Debt and/or Leverage in the structure can greatly affect a deal’s viability. As secondary sources of deal finance to the Buyer they may be essential to make a deal possible. But they can also be a danger; for example the noteholder of a transaction’s Debt is often the Seller, which effectively makes them co-investors alongside the Buyer for a period, thus sharing some risk. Or, as in one recent term sheet we saw, after a cash payment for 70% of the company, its cash flow was expected to pay the Sellers for a 4-year “earn-in” of the remaining 30% of the equity for the buyer. This could put a severe strain on the company’s growth options and general future performance.
Meanwhile, Leverage is the term for Buyers tapping institutional sources of cash rather than digging into their own pockets.
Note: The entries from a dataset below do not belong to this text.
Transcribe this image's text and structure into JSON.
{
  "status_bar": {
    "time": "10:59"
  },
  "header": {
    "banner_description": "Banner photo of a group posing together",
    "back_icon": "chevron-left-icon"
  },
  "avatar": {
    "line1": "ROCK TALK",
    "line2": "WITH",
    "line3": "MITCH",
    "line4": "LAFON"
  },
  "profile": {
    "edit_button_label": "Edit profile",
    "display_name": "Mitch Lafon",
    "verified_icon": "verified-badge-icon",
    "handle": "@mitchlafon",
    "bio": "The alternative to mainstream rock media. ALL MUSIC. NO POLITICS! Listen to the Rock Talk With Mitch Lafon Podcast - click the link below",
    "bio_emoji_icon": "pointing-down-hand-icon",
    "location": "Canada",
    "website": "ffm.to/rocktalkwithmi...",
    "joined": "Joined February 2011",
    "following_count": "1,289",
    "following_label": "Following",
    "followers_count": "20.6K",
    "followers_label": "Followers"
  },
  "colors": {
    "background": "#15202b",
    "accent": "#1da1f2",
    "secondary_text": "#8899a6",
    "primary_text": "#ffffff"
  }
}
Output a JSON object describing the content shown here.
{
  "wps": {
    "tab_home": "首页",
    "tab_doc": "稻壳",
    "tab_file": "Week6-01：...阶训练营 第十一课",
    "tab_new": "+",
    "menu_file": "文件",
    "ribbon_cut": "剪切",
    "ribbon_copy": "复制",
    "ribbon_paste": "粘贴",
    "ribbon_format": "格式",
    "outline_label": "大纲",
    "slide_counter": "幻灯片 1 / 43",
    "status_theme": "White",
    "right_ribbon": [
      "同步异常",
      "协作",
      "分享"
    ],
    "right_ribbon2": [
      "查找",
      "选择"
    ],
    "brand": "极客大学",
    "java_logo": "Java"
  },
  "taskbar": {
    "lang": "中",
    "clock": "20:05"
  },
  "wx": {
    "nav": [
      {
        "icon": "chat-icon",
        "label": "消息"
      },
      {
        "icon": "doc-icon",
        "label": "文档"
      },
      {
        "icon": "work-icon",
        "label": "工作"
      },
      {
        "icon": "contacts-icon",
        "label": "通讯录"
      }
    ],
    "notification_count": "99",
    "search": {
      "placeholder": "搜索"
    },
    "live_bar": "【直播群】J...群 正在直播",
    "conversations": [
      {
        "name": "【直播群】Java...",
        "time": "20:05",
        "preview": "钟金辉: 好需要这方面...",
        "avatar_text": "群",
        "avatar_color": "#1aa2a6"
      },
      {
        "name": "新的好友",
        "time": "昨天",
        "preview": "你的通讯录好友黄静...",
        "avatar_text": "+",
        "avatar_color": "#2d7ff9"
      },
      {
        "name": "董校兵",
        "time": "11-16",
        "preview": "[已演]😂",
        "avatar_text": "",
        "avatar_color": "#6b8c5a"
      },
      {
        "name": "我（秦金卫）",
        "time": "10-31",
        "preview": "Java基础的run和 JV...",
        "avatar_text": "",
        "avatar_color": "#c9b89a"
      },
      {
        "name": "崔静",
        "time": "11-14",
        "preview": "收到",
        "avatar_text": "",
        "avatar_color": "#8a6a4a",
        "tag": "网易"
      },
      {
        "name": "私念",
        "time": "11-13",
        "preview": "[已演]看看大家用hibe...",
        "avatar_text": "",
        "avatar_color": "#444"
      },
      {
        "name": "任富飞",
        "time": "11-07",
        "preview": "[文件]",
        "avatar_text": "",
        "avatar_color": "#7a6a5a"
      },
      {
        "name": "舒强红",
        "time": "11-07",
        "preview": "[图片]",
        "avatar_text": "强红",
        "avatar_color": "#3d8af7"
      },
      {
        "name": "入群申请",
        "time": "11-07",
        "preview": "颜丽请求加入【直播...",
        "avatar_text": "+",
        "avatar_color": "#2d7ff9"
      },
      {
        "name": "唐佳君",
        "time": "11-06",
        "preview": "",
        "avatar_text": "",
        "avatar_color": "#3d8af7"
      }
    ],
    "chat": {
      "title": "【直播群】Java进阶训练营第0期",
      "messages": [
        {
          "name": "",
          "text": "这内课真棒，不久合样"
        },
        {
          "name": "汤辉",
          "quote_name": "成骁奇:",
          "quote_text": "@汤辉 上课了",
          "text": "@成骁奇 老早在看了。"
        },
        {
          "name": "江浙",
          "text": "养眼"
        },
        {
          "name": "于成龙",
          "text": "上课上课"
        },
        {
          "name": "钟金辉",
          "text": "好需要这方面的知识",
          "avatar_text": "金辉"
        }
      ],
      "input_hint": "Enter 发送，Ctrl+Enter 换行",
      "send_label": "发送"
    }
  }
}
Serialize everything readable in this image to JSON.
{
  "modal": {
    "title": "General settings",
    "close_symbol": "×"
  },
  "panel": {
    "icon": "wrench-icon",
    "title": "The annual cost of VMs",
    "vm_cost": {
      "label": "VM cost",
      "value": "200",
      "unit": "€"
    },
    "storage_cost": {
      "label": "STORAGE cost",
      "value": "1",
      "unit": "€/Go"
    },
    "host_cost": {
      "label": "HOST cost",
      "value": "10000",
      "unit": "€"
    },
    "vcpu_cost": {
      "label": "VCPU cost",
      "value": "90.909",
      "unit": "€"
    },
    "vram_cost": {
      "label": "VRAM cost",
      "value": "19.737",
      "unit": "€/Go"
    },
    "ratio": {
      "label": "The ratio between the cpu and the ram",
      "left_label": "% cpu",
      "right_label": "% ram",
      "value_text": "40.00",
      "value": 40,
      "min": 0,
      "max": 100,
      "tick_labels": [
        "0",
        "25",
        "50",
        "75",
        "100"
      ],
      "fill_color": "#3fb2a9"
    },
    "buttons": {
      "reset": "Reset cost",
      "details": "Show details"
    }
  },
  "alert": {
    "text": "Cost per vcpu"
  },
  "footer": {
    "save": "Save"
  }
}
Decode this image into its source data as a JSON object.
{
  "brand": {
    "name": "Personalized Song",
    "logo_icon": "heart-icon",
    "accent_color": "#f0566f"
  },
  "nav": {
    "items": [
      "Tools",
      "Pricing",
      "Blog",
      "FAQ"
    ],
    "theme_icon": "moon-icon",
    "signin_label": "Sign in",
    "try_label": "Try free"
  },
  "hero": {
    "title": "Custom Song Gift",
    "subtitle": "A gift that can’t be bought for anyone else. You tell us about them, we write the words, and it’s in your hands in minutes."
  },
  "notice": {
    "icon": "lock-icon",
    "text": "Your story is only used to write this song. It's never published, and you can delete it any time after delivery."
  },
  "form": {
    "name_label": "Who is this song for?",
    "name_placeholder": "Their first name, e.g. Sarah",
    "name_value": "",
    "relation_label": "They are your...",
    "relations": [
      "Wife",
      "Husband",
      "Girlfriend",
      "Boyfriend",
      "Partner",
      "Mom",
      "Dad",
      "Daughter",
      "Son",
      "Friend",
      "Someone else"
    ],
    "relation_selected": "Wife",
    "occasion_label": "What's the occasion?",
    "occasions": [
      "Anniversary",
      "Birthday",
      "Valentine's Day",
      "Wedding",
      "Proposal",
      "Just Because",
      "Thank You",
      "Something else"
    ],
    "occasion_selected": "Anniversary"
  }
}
Again, while it may mean a Seller gets 100% cash at closing, the amount of leverage may affect the price, since the Buyer has to build in future debt service payments to their ROI model.